-- DATA IN THIS EXERCISE --

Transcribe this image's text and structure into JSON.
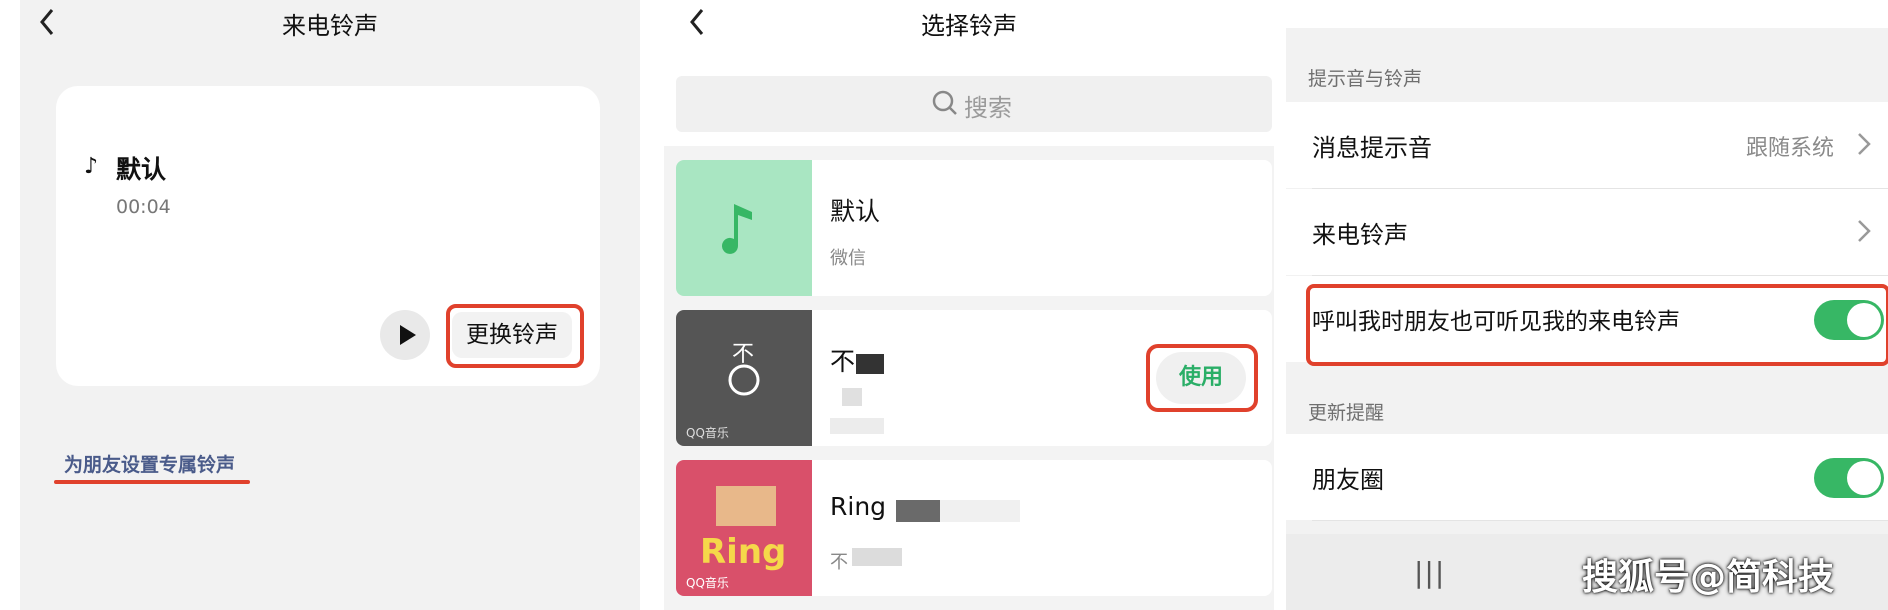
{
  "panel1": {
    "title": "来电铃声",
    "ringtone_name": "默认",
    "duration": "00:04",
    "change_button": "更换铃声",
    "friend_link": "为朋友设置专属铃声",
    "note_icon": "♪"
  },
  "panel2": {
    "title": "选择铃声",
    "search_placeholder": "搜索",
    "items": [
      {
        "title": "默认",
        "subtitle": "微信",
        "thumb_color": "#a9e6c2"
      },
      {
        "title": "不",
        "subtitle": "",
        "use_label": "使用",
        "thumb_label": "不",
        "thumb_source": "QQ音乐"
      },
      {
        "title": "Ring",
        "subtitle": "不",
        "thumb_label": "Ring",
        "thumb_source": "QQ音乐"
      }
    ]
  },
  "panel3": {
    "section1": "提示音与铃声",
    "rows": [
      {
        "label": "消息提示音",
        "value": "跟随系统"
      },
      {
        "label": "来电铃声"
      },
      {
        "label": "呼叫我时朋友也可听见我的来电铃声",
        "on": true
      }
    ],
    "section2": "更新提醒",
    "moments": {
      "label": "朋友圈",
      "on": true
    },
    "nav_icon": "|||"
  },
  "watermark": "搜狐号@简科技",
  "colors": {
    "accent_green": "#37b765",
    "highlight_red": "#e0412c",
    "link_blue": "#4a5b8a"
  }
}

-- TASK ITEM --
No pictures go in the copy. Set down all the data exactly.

-- ANSWER BOX --
Transcribe this image's text and structure into JSON.
{
  "panel1": {
    "title": "来电铃声",
    "ringtone_name": "默认",
    "duration": "00:04",
    "change_button": "更换铃声",
    "friend_link": "为朋友设置专属铃声",
    "note_icon": "♪"
  },
  "panel2": {
    "title": "选择铃声",
    "search_placeholder": "搜索",
    "items": [
      {
        "title": "默认",
        "subtitle": "微信",
        "thumb_color": "#a9e6c2"
      },
      {
        "title": "不",
        "subtitle": "",
        "use_label": "使用",
        "thumb_label": "不",
        "thumb_source": "QQ音乐"
      },
      {
        "title": "Ring",
        "subtitle": "不",
        "thumb_label": "Ring",
        "thumb_source": "QQ音乐"
      }
    ]
  },
  "panel3": {
    "section1": "提示音与铃声",
    "rows": [
      {
        "label": "消息提示音",
        "value": "跟随系统"
      },
      {
        "label": "来电铃声"
      },
      {
        "label": "呼叫我时朋友也可听见我的来电铃声",
        "on": true
      }
    ],
    "section2": "更新提醒",
    "moments": {
      "label": "朋友圈",
      "on": true
    },
    "nav_icon": "|||"
  },
  "watermark": "搜狐号@简科技",
  "colors": {
    "accent_green": "#37b765",
    "highlight_red": "#e0412c",
    "link_blue": "#4a5b8a"
  }
}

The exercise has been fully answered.